Here And There with Dave Marash

In Turkey, President Recep Tayyip Erdogan is pressing forward with his plan to re-write the Constitution and give himself greater powers.  So far, he’s used a so-called coup his own National Security Advisor says he penetrated and set off pre-maturely to make it fail, as the justification for 40,000 arrests and more than 100,000 firings of government workers.  Meanwhile, Al-Monitor columnist Pinar Tremblay says the Turkish economy is in free fall.  Erdogan’s just cutting a deal to build fighter planes with UK Prime Minister Theresa May, but how will he pay for it? 

Direct download: HT020717TremblayPodcast.mp3
Category:general -- posted at: 12:00pm MDT

Becoming a so-called “sanctuary city” is a moral, political and, if President Trump has his way, financial choice.  Santa Fe, NM Mayor Javier Gonzales spells out the values behind his hometown’s decision not to co-operate with Federal Immigration authorities, except when a suspect is wanted on felony charges, and why he thinks Trump’s threats are mostly hot air.  The Mayor says the President is creating false fears of immigrant criminals committing violent crimes and even terrorism, when studies show sanctuary cities are actually safer than non-sanctuaries. 

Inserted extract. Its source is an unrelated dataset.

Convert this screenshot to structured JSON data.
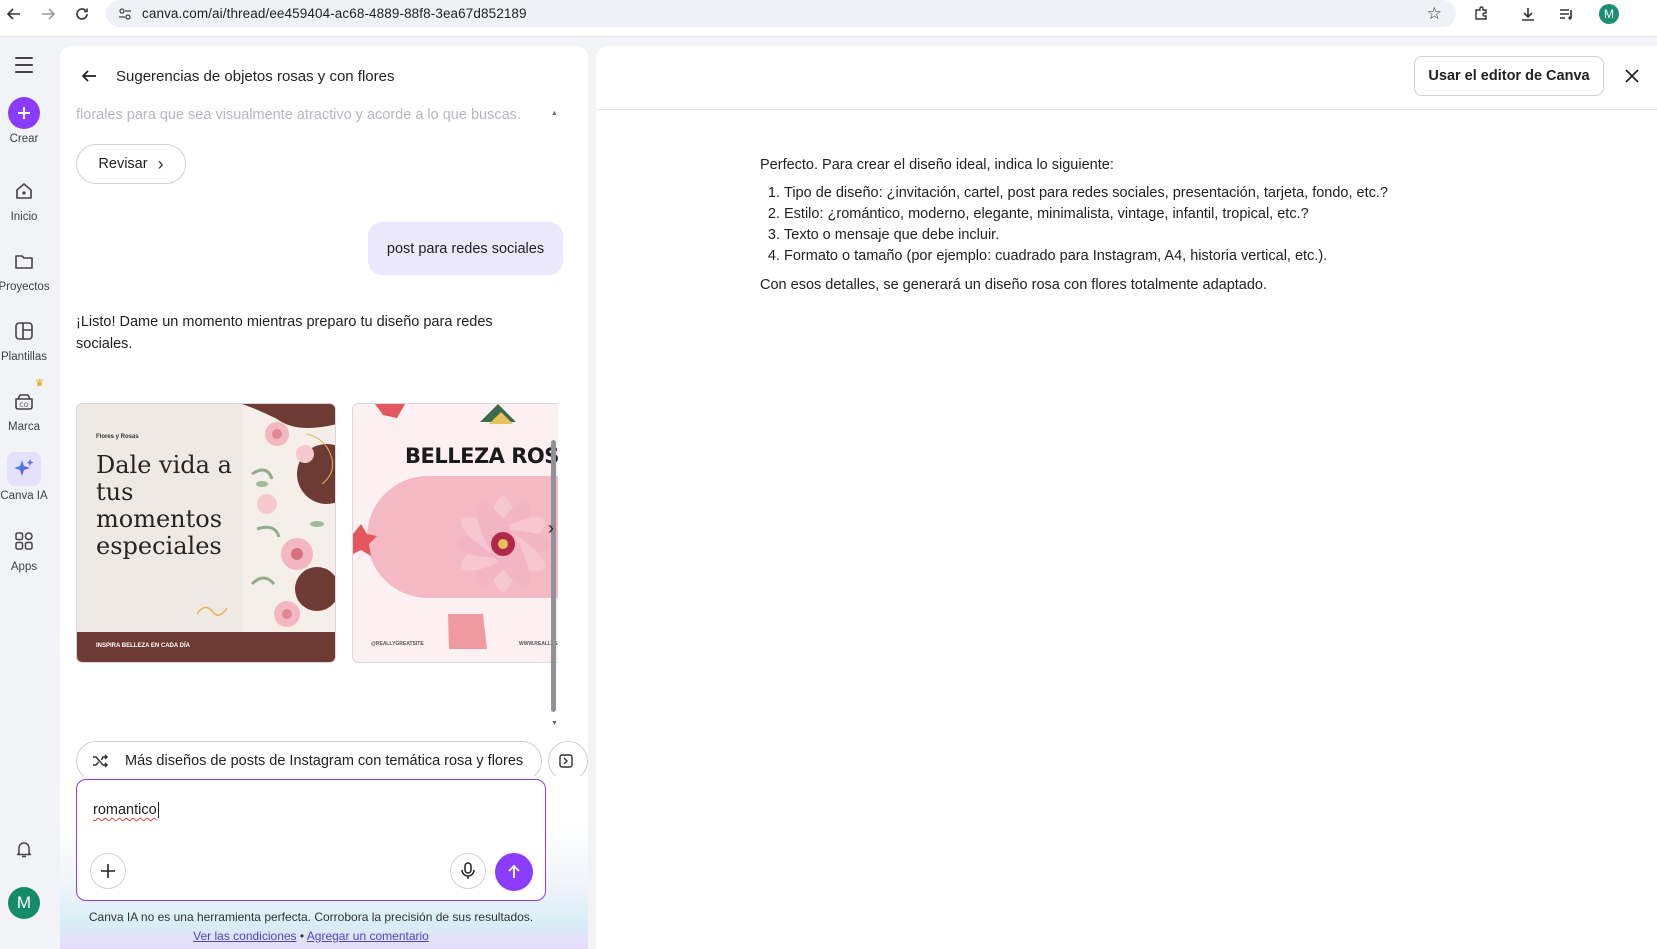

Direct download: HT020617GonzalesPodcast.mp3
Category:general -- posted at: 12:00pm MDT

The National Football League insists, the economics of its 32 franchises is a 2-way street. The teams get grants from their host cities, and tax breaks.  But the League says it more than pays off in generated business, tourism and prestige.  Most economists disagree, saying football’ contributions don’t balance municipal expenditures. Ken Belson of the NY Times tells the story of one owner, Arthur Blank of the Super Bowl Atlanta Falcons who is investing a lot of his own money making his new stadium’s surrounding neighborhoods better places to live

Direct download: HT020217BelsonPodcast.mp3
Category:general -- posted at: 12:00pm MDT

The official estimate from the Russian Ministry of the Interior is that 40% of all violent crimes in Russia occur in a family setting.  You won’t be surprised that the Russian Parliament is working furiously to change the laws on domestic violence.  But their effort is to make the laws LESS protective to women, children and the elderly who are the usual victims.  If a beating doesn’t send someone to the hospital, the new law says, it’s not a crime.  A government poll says most Russians approve these changes.  Nataliya Vasilveya of the Associated Press Moscow bureau has been covering.

Direct download: HT020117VasilyevaPodcast.mp3
Category:general -- posted at: 12:00pm MDT